#### [YOUR GOAL]
Copy out each line of the data that contains "label".

________________

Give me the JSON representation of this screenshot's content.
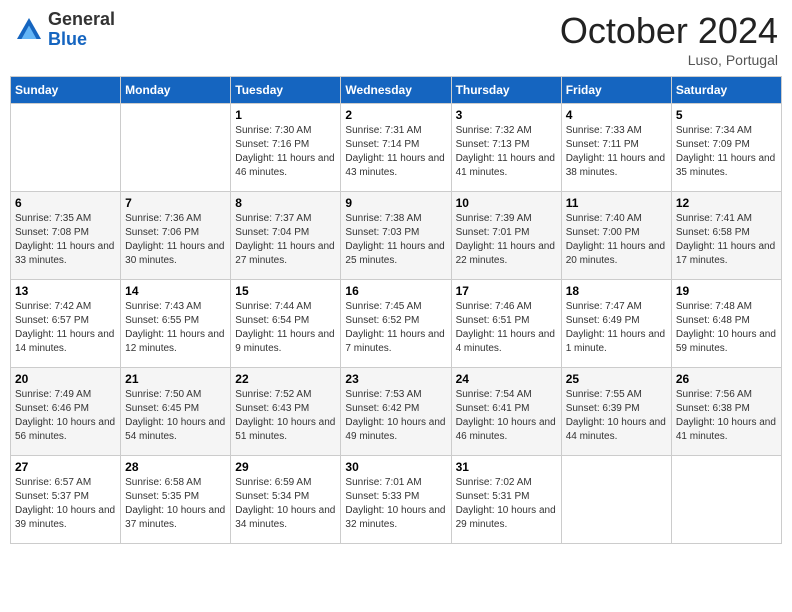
{
  "header": {
    "logo_general": "General",
    "logo_blue": "Blue",
    "month": "October 2024",
    "location": "Luso, Portugal"
  },
  "weekdays": [
    "Sunday",
    "Monday",
    "Tuesday",
    "Wednesday",
    "Thursday",
    "Friday",
    "Saturday"
  ],
  "weeks": [
    [
      {
        "day": "",
        "sunrise": "",
        "sunset": "",
        "daylight": ""
      },
      {
        "day": "",
        "sunrise": "",
        "sunset": "",
        "daylight": ""
      },
      {
        "day": "1",
        "sunrise": "Sunrise: 7:30 AM",
        "sunset": "Sunset: 7:16 PM",
        "daylight": "Daylight: 11 hours and 46 minutes."
      },
      {
        "day": "2",
        "sunrise": "Sunrise: 7:31 AM",
        "sunset": "Sunset: 7:14 PM",
        "daylight": "Daylight: 11 hours and 43 minutes."
      },
      {
        "day": "3",
        "sunrise": "Sunrise: 7:32 AM",
        "sunset": "Sunset: 7:13 PM",
        "daylight": "Daylight: 11 hours and 41 minutes."
      },
      {
        "day": "4",
        "sunrise": "Sunrise: 7:33 AM",
        "sunset": "Sunset: 7:11 PM",
        "daylight": "Daylight: 11 hours and 38 minutes."
      },
      {
        "day": "5",
        "sunrise": "Sunrise: 7:34 AM",
        "sunset": "Sunset: 7:09 PM",
        "daylight": "Daylight: 11 hours and 35 minutes."
      }
    ],
    [
      {
        "day": "6",
        "sunrise": "Sunrise: 7:35 AM",
        "sunset": "Sunset: 7:08 PM",
        "daylight": "Daylight: 11 hours and 33 minutes."
      },
      {
        "day": "7",
        "sunrise": "Sunrise: 7:36 AM",
        "sunset": "Sunset: 7:06 PM",
        "daylight": "Daylight: 11 hours and 30 minutes."
      },
      {
        "day": "8",
        "sunrise": "Sunrise: 7:37 AM",
        "sunset": "Sunset: 7:04 PM",
        "daylight": "Daylight: 11 hours and 27 minutes."
      },
      {
        "day": "9",
        "sunrise": "Sunrise: 7:38 AM",
        "sunset": "Sunset: 7:03 PM",
        "daylight": "Daylight: 11 hours and 25 minutes."
      },
      {
        "day": "10",
        "sunrise": "Sunrise: 7:39 AM",
        "sunset": "Sunset: 7:01 PM",
        "daylight": "Daylight: 11 hours and 22 minutes."
      },
      {
        "day": "11",
        "sunrise": "Sunrise: 7:40 AM",
        "sunset": "Sunset: 7:00 PM",
        "daylight": "Daylight: 11 hours and 20 minutes."
      },
      {
        "day": "12",
        "sunrise": "Sunrise: 7:41 AM",
        "sunset": "Sunset: 6:58 PM",
        "daylight": "Daylight: 11 hours and 17 minutes."
      }
    ],
    [
      {
        "day": "13",
        "sunrise": "Sunrise: 7:42 AM",
        "sunset": "Sunset: 6:57 PM",
        "daylight": "Daylight: 11 hours and 14 minutes."
      },
      {
        "day": "14",
        "sunrise": "Sunrise: 7:43 AM",
        "sunset": "Sunset: 6:55 PM",
        "daylight": "Daylight: 11 hours and 12 minutes."
      },
      {
        "day": "15",
        "sunrise": "Sunrise: 7:44 AM",
        "sunset": "Sunset: 6:54 PM",
        "daylight": "Daylight: 11 hours and 9 minutes."
      },
      {
        "day": "16",
        "sunrise": "Sunrise: 7:45 AM",
        "sunset": "Sunset: 6:52 PM",
        "daylight": "Daylight: 11 hours and 7 minutes."
      },
      {
        "day": "17",
        "sunrise": "Sunrise: 7:46 AM",
        "sunset": "Sunset: 6:51 PM",
        "daylight": "Daylight: 11 hours and 4 minutes."
      },
      {
        "day": "18",
        "sunrise": "Sunrise: 7:47 AM",
        "sunset": "Sunset: 6:49 PM",
        "daylight": "Daylight: 11 hours and 1 minute."
      },
      {
        "day": "19",
        "sunrise": "Sunrise: 7:48 AM",
        "sunset": "Sunset: 6:48 PM",
        "daylight": "Daylight: 10 hours and 59 minutes."
      }
    ],
    [
      {
        "day": "20",
        "sunrise": "Sunrise: 7:49 AM",
        "sunset": "Sunset: 6:46 PM",
        "daylight": "Daylight: 10 hours and 56 minutes."
      },
      {
        "day": "21",
        "sunrise": "Sunrise: 7:50 AM",
        "sunset": "Sunset: 6:45 PM",
        "daylight": "Daylight: 10 hours and 54 minutes."
      },
      {
        "day": "22",
        "sunrise": "Sunrise: 7:52 AM",
        "sunset": "Sunset: 6:43 PM",
        "daylight": "Daylight: 10 hours and 51 minutes."
      },
      {
        "day": "23",
        "sunrise": "Sunrise: 7:53 AM",
        "sunset": "Sunset: 6:42 PM",
        "daylight": "Daylight: 10 hours and 49 minutes."
      },
      {
        "day": "24",
        "sunrise": "Sunrise: 7:54 AM",
        "sunset": "Sunset: 6:41 PM",
        "daylight": "Daylight: 10 hours and 46 minutes."
      },
      {
        "day": "25",
        "sunrise": "Sunrise: 7:55 AM",
        "sunset": "Sunset: 6:39 PM",
        "daylight": "Daylight: 10 hours and 44 minutes."
      },
      {
        "day": "26",
        "sunrise": "Sunrise: 7:56 AM",
        "sunset": "Sunset: 6:38 PM",
        "daylight": "Daylight: 10 hours and 41 minutes."
      }
    ],
    [
      {
        "day": "27",
        "sunrise": "Sunrise: 6:57 AM",
        "sunset": "Sunset: 5:37 PM",
        "daylight": "Daylight: 10 hours and 39 minutes."
      },
      {
        "day": "28",
        "sunrise": "Sunrise: 6:58 AM",
        "sunset": "Sunset: 5:35 PM",
        "daylight": "Daylight: 10 hours and 37 minutes."
      },
      {
        "day": "29",
        "sunrise": "Sunrise: 6:59 AM",
        "sunset": "Sunset: 5:34 PM",
        "daylight": "Daylight: 10 hours and 34 minutes."
      },
      {
        "day": "30",
        "sunrise": "Sunrise: 7:01 AM",
        "sunset": "Sunset: 5:33 PM",
        "daylight": "Daylight: 10 hours and 32 minutes."
      },
      {
        "day": "31",
        "sunrise": "Sunrise: 7:02 AM",
        "sunset": "Sunset: 5:31 PM",
        "daylight": "Daylight: 10 hours and 29 minutes."
      },
      {
        "day": "",
        "sunrise": "",
        "sunset": "",
        "daylight": ""
      },
      {
        "day": "",
        "sunrise": "",
        "sunset": "",
        "daylight": ""
      }
    ]
  ]
}
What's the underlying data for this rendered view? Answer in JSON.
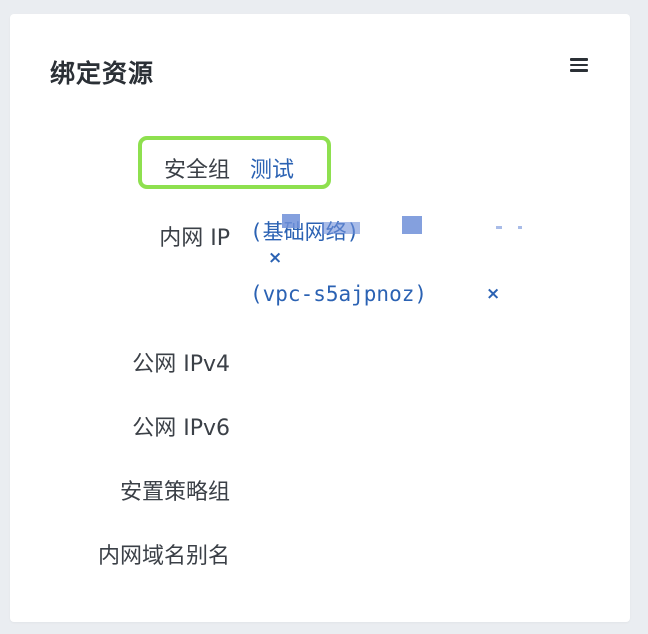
{
  "card": {
    "title": "绑定资源",
    "menu_icon": "hamburger-menu-icon"
  },
  "fields": {
    "security_group": {
      "label": "安全组",
      "value": "测试"
    },
    "private_ip": {
      "label": "内网 IP",
      "first_entry_prefix": "(基础网络)",
      "remove_symbol": "×",
      "second_entry": "(vpc-s5ajpnoz)"
    },
    "public_ipv4": {
      "label": "公网 IPv4"
    },
    "public_ipv6": {
      "label": "公网 IPv6"
    },
    "placement_group": {
      "label": "安置策略组"
    },
    "private_dns_alias": {
      "label": "内网域名别名"
    }
  },
  "colors": {
    "link": "#2b62b3",
    "highlight_border": "#8ee04f",
    "text": "#3b4047",
    "background": "#eaedf1"
  }
}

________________

#### [YOUR RESPONSE]
      "label": "安全组",
      "label": "内网 IP",
      "label": "公网 IPv4"
      "label": "公网 IPv6"
      "label": "安置策略组"
      "label": "内网域名别名"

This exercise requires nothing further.